Bridging loans - short and sweet
Short and sweet
Risk. It’s been the watchword in the mortgage market since 2008 and despite the industry undergoing quite the recovery since the downturn lenders are still fearful of any deals deemed to be even slightly risky.
Borrowers who need to move quickly are particularly out of luck as tightened criteria and increased scrutiny means the application process can be more cumbersome and time consuming.
But bridging lenders have seized the opportunity to come to the rescue.
So what exactly is a bridging loan?
Bridging loans are short term loans that can be accessed very quickly. The processing time for a bridging loan can be as little as 48 hours - significantly less than a standard mortgage application. They are designed to act as a short-term solution, however, as they typically come with a very high rate of interest and often have hefty administration fees attached.
When are they used?
As one would expect, bridging loans are ideal for situations where finance is needed quickly but where an alternative source of finance is lined up.
A buyer looking to purchase a property at auction, for example, who will only have 28 days to pay the balance on the property would be a perfect candidate for bridging finance. Similarly, if a homeowner is in a chain and doesn't want to miss out on their new house just because their existing property is taking longer to sell than expected, bridging could be used.
Borrowers who are looking to buy a house for which a traditional mortgage would not be suitable could also look into bridging. Most mortgage lenders won’t offer mortgages on properties that don’t have a working kitchen or bathroom, for example, so a property investors looking to buy a run down home and renovate it could use bridging finance in the first instance before refinancing.
What are the alternatives?
Without an exit strategy bridging finance can be extremely expensive so it’s worth exploring other options unless you have a clear route out of the loan. Standard second charge loans could be a viable alternative. Second charges have much lower interest costs and borrowers won’t need to refinance quickly.
For borrowers looking to bridging finance because they need to complete on their new home before selling their existing property Let to Buy could be an option, provided you have enough equity in your current property to remortgage and raise the deposit for the new home.
You would have the lender’s permission to let out your existing property and use the income to cover the mortgage and other outgoings. An occupied property might sell better and you will then be free to take out a mortgage for your new home without the need for a bridging loan.

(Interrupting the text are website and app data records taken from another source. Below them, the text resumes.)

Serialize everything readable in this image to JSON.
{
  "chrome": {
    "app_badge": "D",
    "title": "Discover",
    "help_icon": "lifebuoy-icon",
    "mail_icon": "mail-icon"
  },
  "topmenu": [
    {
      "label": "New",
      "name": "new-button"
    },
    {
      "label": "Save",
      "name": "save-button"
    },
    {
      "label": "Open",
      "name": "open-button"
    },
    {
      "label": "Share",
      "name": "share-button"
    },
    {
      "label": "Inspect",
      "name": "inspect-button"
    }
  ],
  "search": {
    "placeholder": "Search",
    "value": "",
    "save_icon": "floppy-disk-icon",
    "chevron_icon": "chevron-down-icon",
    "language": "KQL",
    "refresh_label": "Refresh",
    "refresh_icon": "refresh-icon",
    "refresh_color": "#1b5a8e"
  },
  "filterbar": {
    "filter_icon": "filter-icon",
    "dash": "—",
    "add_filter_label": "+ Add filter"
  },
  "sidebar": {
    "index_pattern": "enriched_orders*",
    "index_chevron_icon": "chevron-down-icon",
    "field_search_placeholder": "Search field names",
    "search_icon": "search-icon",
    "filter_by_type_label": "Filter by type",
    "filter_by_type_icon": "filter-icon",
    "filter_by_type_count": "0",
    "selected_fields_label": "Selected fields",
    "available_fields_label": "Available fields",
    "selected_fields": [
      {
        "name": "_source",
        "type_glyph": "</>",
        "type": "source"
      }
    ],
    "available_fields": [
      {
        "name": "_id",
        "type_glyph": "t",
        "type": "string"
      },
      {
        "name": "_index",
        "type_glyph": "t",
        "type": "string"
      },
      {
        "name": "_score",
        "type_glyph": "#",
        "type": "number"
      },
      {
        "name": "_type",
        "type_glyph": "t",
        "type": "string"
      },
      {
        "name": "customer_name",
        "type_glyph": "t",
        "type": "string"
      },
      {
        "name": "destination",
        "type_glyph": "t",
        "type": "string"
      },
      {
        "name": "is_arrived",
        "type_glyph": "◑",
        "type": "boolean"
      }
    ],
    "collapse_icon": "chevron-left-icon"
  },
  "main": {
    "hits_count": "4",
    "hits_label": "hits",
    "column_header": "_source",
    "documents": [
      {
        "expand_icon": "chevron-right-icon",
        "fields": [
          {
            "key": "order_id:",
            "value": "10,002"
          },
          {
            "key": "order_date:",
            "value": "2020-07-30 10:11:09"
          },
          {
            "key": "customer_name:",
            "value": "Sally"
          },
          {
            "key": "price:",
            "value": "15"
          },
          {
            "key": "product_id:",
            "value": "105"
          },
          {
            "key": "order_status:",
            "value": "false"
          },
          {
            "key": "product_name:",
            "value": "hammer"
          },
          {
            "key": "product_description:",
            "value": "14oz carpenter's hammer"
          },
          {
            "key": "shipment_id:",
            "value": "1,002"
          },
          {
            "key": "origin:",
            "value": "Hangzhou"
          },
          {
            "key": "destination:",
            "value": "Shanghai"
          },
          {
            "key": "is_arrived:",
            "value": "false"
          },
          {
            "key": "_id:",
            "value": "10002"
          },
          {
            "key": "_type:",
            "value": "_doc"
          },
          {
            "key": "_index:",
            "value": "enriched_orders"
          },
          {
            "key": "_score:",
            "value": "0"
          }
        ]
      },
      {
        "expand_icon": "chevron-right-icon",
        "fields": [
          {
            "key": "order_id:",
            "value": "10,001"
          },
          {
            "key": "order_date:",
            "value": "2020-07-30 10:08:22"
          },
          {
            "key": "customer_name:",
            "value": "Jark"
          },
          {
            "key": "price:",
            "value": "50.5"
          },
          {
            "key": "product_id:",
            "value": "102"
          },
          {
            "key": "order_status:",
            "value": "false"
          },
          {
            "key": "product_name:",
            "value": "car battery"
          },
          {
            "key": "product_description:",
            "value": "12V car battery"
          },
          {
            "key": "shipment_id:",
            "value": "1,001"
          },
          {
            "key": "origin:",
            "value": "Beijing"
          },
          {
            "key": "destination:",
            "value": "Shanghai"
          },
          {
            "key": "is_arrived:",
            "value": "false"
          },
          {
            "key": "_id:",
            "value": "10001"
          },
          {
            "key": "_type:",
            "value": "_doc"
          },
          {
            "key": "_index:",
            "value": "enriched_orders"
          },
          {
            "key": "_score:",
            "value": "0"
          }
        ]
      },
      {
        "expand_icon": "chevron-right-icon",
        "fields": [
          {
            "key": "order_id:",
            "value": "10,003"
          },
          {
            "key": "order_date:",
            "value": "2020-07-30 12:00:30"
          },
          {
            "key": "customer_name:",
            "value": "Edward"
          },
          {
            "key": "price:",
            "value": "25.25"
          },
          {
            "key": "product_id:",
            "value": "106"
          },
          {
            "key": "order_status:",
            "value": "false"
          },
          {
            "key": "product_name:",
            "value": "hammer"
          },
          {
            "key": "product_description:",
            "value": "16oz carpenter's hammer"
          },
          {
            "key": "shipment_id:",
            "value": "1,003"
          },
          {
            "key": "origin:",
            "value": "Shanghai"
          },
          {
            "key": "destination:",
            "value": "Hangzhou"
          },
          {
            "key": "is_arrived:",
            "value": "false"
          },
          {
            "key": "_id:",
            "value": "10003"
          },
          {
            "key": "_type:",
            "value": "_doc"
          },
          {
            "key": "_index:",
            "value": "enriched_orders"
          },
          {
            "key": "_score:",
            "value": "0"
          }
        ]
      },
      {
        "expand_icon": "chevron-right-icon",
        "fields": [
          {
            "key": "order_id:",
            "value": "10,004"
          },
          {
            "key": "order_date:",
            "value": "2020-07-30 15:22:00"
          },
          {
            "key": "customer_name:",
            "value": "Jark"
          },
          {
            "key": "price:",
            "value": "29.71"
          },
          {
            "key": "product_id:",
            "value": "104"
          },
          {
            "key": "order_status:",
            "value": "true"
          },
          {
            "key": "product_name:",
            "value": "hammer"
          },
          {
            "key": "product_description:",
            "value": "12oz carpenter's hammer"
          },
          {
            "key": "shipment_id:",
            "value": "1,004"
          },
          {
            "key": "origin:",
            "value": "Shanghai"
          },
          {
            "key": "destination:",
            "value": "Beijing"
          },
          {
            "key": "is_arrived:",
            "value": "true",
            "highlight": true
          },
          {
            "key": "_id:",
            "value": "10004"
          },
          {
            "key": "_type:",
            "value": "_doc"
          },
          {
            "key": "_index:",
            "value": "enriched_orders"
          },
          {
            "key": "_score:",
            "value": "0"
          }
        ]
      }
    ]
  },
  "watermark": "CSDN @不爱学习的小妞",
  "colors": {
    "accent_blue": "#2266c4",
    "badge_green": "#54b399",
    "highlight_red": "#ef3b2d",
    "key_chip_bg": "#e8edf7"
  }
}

An experienced mortgage broker will be able to help identify the best value solution for your circumstances.
For more information about sourcing bridging finance, speak to us today on 0800 980 8777.